--- Problem details ---
Look through the listing below, and wherever a line has the string "heading", pull it out.
::::::
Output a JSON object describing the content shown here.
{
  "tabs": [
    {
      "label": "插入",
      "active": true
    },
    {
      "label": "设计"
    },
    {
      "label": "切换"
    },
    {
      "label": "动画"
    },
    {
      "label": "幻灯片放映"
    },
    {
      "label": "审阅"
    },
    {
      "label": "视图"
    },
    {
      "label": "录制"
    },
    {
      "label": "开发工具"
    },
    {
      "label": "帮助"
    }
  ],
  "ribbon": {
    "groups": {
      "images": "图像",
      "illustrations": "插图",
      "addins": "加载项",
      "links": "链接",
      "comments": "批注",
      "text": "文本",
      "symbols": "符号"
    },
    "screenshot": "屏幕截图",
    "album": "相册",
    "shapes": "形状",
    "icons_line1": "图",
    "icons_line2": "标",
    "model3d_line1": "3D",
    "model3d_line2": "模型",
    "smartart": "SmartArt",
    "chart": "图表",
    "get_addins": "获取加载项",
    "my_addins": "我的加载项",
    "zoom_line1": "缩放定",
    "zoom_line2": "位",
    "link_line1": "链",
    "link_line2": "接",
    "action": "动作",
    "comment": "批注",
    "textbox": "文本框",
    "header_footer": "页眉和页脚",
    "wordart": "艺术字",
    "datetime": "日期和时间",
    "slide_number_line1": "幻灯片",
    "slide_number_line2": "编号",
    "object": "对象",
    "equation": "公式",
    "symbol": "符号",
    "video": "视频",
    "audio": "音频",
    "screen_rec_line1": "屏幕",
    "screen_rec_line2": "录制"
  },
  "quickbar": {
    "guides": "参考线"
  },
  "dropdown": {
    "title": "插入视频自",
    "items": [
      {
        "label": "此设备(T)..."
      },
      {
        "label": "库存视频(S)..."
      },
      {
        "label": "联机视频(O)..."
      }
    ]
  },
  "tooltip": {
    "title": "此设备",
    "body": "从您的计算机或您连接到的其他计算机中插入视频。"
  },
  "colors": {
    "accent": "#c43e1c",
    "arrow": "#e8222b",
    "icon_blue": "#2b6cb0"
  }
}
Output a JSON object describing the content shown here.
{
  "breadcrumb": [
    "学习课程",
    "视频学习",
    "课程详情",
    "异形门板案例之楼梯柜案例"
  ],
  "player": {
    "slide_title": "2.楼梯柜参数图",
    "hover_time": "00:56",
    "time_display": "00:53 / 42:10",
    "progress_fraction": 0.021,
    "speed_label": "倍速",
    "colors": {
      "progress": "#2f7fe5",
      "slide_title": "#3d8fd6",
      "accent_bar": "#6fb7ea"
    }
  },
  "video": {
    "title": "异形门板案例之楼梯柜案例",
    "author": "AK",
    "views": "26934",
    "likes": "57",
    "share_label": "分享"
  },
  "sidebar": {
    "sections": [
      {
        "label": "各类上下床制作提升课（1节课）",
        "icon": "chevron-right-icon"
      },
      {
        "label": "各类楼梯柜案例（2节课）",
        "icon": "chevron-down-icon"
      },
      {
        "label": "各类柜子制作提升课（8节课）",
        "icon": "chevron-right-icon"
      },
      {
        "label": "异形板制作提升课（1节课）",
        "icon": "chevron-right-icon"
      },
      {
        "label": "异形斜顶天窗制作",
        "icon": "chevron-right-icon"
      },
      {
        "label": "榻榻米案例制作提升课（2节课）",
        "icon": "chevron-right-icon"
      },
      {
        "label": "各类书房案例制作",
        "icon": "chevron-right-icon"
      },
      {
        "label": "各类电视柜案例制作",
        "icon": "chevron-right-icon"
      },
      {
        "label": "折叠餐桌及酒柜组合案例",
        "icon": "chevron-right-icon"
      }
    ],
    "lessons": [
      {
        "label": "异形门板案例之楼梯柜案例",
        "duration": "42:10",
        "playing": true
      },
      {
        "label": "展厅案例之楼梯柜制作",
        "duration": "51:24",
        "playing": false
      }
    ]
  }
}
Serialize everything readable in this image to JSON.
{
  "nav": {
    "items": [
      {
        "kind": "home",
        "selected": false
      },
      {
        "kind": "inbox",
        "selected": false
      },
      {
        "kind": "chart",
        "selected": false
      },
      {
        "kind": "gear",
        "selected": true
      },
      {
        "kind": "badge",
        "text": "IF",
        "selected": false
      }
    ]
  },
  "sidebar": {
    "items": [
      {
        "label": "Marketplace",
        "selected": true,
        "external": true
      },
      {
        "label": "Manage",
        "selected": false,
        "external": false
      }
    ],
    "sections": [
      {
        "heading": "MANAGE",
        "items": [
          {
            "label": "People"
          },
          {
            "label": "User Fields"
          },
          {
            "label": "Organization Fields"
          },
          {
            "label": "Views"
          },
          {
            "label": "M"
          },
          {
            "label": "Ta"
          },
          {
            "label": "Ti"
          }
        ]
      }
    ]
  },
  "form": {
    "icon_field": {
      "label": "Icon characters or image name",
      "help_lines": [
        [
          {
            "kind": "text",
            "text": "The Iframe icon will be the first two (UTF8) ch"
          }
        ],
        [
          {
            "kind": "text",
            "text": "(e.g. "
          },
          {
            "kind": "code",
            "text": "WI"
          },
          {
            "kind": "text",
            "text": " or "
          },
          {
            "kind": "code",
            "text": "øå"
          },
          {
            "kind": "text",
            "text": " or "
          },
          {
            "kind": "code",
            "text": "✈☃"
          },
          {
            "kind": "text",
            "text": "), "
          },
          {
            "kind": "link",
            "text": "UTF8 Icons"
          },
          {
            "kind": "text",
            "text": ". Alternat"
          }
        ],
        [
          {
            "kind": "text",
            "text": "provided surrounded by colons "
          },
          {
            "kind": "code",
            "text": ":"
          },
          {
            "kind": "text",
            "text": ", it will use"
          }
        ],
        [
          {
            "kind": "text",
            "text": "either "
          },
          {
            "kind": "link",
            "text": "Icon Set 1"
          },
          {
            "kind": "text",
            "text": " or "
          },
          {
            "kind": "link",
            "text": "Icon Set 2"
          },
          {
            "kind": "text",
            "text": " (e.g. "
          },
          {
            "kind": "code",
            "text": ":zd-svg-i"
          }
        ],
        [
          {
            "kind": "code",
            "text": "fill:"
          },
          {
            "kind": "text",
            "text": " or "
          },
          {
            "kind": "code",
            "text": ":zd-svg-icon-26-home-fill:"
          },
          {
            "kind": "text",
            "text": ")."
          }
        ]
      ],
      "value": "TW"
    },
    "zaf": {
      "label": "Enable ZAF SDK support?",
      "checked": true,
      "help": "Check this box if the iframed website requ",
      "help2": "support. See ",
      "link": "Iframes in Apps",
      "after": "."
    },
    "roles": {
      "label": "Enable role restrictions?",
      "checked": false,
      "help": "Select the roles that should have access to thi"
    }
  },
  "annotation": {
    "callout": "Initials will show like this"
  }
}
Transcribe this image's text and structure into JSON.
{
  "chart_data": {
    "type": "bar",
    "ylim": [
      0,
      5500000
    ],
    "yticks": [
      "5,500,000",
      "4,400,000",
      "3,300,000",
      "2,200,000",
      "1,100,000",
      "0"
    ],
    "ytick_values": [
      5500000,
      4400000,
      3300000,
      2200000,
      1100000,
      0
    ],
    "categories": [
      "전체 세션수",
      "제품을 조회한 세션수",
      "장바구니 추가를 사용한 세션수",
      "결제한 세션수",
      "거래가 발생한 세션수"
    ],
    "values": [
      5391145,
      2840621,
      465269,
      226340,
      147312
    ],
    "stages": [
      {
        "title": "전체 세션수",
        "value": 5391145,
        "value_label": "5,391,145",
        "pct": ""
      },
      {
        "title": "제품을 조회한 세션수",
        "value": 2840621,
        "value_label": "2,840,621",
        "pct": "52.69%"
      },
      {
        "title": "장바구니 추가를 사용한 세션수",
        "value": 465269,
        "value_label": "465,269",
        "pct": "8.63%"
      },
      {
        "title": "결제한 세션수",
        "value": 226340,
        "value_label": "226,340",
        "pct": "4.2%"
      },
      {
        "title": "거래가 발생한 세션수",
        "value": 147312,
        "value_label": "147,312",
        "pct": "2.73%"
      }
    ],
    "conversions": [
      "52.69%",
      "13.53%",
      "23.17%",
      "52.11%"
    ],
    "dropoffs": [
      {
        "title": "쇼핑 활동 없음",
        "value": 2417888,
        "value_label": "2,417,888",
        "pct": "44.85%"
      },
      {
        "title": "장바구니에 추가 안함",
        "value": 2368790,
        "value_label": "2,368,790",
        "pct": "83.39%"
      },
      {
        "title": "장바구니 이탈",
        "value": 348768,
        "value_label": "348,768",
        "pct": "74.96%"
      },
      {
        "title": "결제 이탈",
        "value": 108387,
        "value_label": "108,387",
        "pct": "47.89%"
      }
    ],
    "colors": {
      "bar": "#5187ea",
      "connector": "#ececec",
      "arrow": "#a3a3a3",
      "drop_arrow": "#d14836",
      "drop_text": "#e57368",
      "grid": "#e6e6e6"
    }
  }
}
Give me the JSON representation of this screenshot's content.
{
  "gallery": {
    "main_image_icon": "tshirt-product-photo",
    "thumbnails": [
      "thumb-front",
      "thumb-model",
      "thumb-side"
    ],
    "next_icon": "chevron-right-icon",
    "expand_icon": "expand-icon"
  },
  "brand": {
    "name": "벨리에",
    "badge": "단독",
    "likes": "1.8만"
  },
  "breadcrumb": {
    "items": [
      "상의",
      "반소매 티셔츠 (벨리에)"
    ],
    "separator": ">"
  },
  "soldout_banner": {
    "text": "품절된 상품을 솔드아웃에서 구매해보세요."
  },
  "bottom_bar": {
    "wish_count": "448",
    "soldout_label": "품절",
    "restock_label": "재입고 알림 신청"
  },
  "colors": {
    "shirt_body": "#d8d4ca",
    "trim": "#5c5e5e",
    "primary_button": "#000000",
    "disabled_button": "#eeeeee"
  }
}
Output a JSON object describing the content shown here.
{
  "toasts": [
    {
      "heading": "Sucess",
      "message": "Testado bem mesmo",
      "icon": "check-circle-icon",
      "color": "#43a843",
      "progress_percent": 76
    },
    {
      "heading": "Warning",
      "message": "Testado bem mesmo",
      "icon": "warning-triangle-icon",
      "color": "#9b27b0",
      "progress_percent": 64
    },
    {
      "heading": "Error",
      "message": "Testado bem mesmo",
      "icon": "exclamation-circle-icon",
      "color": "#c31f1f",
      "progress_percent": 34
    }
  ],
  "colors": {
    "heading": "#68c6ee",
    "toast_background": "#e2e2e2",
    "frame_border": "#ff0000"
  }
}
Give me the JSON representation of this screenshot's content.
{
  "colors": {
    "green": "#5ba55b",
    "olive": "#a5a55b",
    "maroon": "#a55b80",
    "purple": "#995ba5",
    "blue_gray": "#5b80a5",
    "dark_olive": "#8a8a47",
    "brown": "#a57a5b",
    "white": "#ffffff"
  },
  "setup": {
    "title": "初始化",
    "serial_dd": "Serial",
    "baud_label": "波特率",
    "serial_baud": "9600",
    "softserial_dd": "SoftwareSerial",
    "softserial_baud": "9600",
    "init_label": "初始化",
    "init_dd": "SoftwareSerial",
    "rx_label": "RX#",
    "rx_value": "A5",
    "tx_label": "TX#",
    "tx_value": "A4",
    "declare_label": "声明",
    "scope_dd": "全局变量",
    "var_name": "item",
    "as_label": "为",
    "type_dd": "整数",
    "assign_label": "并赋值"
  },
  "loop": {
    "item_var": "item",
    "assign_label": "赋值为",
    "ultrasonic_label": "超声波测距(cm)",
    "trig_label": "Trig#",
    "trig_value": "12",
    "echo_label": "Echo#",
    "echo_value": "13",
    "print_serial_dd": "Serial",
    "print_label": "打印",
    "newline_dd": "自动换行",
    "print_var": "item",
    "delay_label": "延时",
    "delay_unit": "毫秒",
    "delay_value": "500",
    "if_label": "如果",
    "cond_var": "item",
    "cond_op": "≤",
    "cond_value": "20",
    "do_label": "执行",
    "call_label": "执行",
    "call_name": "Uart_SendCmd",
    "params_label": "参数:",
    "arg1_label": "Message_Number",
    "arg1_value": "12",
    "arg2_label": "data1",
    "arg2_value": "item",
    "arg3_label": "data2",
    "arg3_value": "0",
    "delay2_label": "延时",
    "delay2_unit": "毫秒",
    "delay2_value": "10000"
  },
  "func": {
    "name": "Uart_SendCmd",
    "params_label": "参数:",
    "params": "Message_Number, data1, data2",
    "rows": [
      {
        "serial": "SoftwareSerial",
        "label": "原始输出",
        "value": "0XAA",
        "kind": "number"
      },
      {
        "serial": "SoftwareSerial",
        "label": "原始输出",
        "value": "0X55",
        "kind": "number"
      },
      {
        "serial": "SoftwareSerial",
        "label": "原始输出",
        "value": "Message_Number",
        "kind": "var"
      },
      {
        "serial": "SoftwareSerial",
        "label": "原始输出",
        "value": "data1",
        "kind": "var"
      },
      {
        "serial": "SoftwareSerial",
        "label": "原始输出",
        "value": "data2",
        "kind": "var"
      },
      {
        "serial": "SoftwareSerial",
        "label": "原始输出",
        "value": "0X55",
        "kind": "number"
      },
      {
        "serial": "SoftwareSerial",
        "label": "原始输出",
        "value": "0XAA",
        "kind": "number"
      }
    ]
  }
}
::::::
--- Completed task ---
        "heading": "MANAGE",
      "heading": "Sucess",
      "heading": "Warning",
      "heading": "Error",
    "heading": "#68c6ee",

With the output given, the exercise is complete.